# Homework Help: Sum of a ? Series

1. Feb 28, 2010

### thyrsta

1. The problem statement, all variables and given/known data

I have a question involving the sum of a series. I have already worked out a series, and the equation for a term in the series is:

((ln a)^n)/n!

a is just a variable, and n is the position in the sequence

a variation is:

(ln a)*((ln a)^(n-1))/n!

How would I start writing an equation for the sum of the series?

3. The attempt at a solution
I tried using the variation and treating it as a geometric series, with (ln a) as the first term, but that didn't work, for obvious reasons, since the second part isn't exactly the difference/scalar

2. Feb 28, 2010

### rock.freak667

For a minute let's make a quick substitution of x=lna

does the infinite sum of xn/n! look familiar?

3. Feb 28, 2010

### thyrsta

Sorry, no. I haven't learned much more beyond simple geometric and arithmetic series

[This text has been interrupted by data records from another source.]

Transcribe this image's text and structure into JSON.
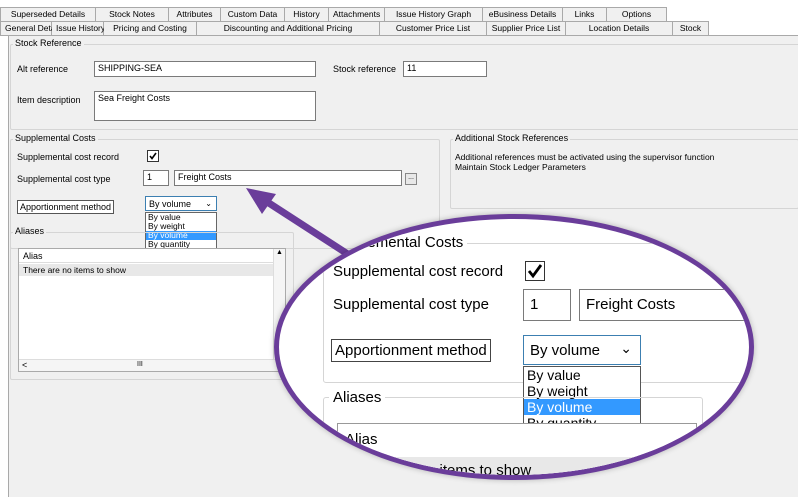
{
  "tabs_row1": [
    "Superseded Details",
    "Stock Notes",
    "Attributes",
    "Custom Data",
    "History",
    "Attachments",
    "Issue History Graph",
    "eBusiness Details",
    "Links",
    "Options"
  ],
  "tabs_row2": [
    "General Details",
    "Issue History",
    "Pricing and Costing",
    "Discounting and Additional Pricing",
    "Customer Price List",
    "Supplier Price List",
    "Location Details",
    "Stock"
  ],
  "stock_reference": {
    "group_title": "Stock Reference",
    "alt_ref_label": "Alt reference",
    "alt_ref_value": "SHIPPING-SEA",
    "stock_ref_label": "Stock reference",
    "stock_ref_value": "11",
    "item_desc_label": "Item description",
    "item_desc_value": "Sea Freight Costs"
  },
  "supplemental_costs": {
    "group_title": "Supplemental Costs",
    "record_label": "Supplemental cost record",
    "record_checked": true,
    "type_label": "Supplemental cost type",
    "type_code": "1",
    "type_name": "Freight Costs",
    "lookup_button": "...",
    "apportionment_label": "Apportionment method",
    "apportionment_value": "By volume",
    "apportionment_options": [
      "By value",
      "By weight",
      "By volume",
      "By quantity"
    ]
  },
  "additional_refs": {
    "group_title": "Additional Stock References",
    "note": "Additional references must be activated using the supervisor function Maintain Stock Ledger Parameters"
  },
  "aliases": {
    "group_title": "Aliases",
    "column_header": "Alias",
    "empty_text": "There are no items to show",
    "scroll_marker": "III"
  },
  "zoom": {
    "group_title": "Supplemental Costs",
    "aliases_title": "Aliases",
    "alias_header": "Alias",
    "empty_text_partial": "e items to show"
  },
  "colors": {
    "callout": "#6a3d9a",
    "selection": "#3399ff"
  }
}
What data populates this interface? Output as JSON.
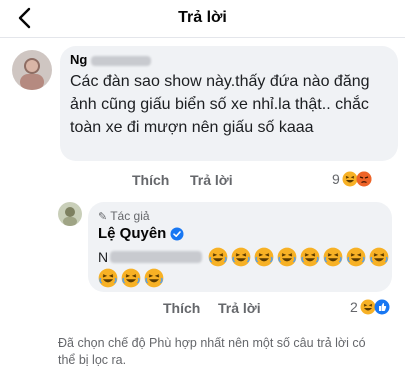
{
  "header": {
    "title": "Trả lời",
    "back_icon": "chevron-left-icon"
  },
  "comment1": {
    "author_partial": "Ng",
    "text": "Các đàn sao show  này.thấy đứa nào đăng ảnh cũng giấu biển số xe nhỉ.la thật.. chắc toàn xe đi mượn nên giấu số kaaa",
    "like_label": "Thích",
    "reply_label": "Trả lời",
    "reaction_count": "9",
    "reaction_icons": [
      "haha-icon",
      "angry-icon"
    ]
  },
  "comment2": {
    "author_tag": "Tác giả",
    "author_name": "Lệ Quyên",
    "verified": true,
    "mention_partial": "N",
    "emoji_line1_count": 8,
    "emoji_line2_count": 3,
    "like_label": "Thích",
    "reply_label": "Trả lời",
    "reaction_count": "2",
    "reaction_icons": [
      "haha-icon",
      "like-icon"
    ]
  },
  "footer": {
    "note": "Đã chọn chế độ Phù hợp nhất nên một số câu trả lời có thể bị lọc ra."
  },
  "colors": {
    "link_blue": "#1877f2",
    "secondary_text": "#65676b",
    "bubble_bg": "#f0f2f5",
    "haha_yellow": "#f7b125"
  }
}
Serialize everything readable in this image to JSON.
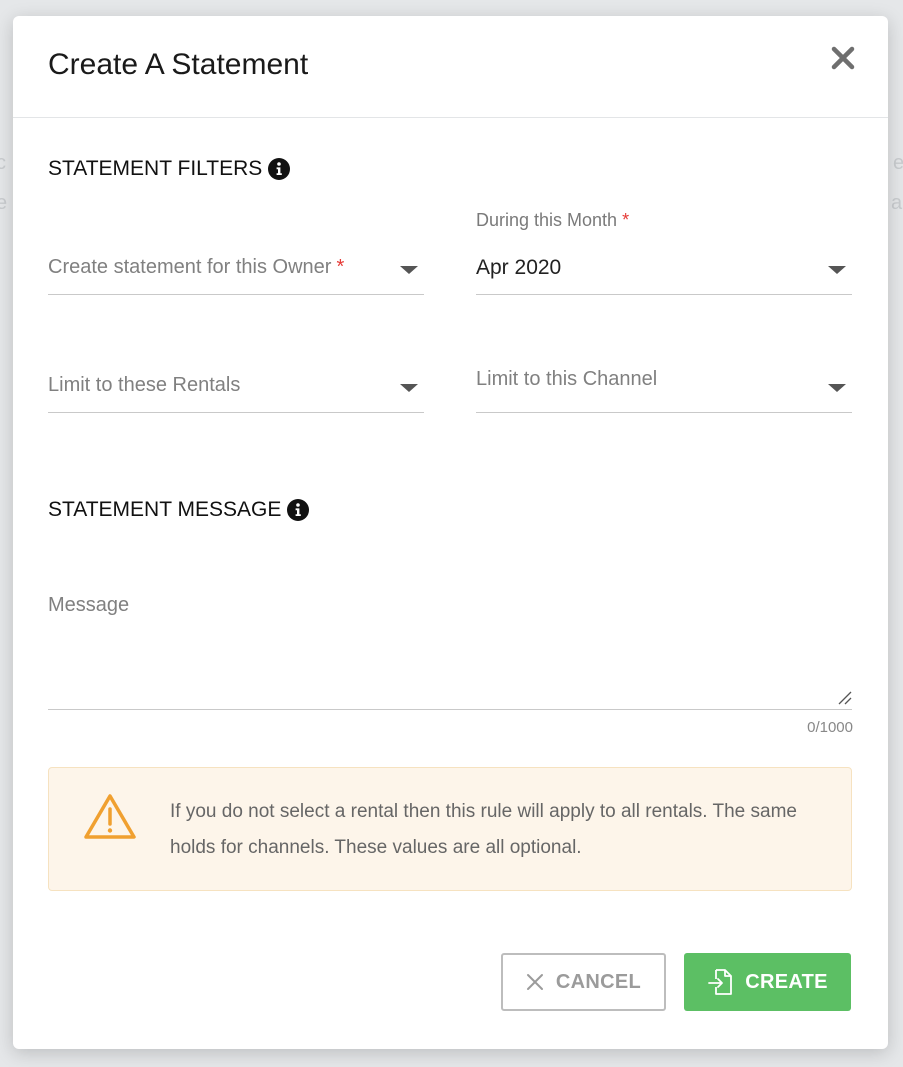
{
  "dialog": {
    "title": "Create A Statement"
  },
  "filters": {
    "heading": "STATEMENT FILTERS",
    "owner": {
      "placeholder": "Create statement for this Owner",
      "required_mark": "*"
    },
    "month": {
      "label": "During this Month",
      "required_mark": "*",
      "value": "Apr 2020"
    },
    "rentals": {
      "placeholder": "Limit to these Rentals"
    },
    "channel": {
      "placeholder": "Limit to this Channel"
    }
  },
  "message_section": {
    "heading": "STATEMENT MESSAGE",
    "placeholder": "Message",
    "counter": "0/1000"
  },
  "alert": {
    "text": "If you do not select a rental then this rule will apply to all rentals. The same holds for channels. These values are all optional.",
    "icon": "warning-icon",
    "color": "#f0a030"
  },
  "buttons": {
    "cancel": "CANCEL",
    "create": "CREATE"
  },
  "colors": {
    "accent_green": "#5cbf64",
    "required_red": "#e53935",
    "alert_bg": "#fdf5ea"
  }
}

4. Feb 28, 2010

### rock.freak667

Have you learned the Taylor/Maclaurin series of ex?

5. Feb 28, 2010

### thyrsta

No I haven't

6. Feb 28, 2010

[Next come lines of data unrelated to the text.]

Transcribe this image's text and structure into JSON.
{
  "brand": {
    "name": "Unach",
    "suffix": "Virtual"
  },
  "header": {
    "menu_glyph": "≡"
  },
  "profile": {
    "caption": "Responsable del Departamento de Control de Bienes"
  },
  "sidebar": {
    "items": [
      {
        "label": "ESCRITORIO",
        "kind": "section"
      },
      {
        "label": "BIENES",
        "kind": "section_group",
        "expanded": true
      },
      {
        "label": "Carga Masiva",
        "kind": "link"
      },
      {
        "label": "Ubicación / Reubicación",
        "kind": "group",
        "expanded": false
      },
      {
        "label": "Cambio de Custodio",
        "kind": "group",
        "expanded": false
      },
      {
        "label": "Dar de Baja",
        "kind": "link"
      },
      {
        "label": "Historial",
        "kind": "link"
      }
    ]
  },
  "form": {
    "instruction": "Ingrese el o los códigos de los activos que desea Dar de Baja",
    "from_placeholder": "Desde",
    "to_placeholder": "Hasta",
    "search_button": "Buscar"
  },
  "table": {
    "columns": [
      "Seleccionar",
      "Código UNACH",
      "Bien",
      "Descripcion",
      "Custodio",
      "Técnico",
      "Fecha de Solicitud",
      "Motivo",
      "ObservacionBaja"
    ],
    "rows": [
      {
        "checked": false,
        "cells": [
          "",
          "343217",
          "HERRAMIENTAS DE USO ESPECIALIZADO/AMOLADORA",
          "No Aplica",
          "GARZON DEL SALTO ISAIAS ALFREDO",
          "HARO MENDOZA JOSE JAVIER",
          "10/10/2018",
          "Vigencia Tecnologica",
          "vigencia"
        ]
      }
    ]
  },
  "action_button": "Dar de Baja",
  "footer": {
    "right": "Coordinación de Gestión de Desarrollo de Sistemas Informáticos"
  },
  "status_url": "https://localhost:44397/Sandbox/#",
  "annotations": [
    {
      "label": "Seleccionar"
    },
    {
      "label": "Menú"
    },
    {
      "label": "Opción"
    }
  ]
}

### rock.freak667

In that case, without using the direct result of

$$e^x = \sum_{n=0} ^{\infty} \frac{x^n}{n!}$$

I am not sure how to get you a closed for solution.

7. Feb 28, 2010

### thyrsta

so eln a=a

But is there any way to have an equation that would give you the sum of a given number of terms in the series?

8. Feb 28, 2010

### Dick

I don't think so. It's not a geometric series.

9. Feb 28, 2010

### thyrsta

Ok thanks a lot guys for your help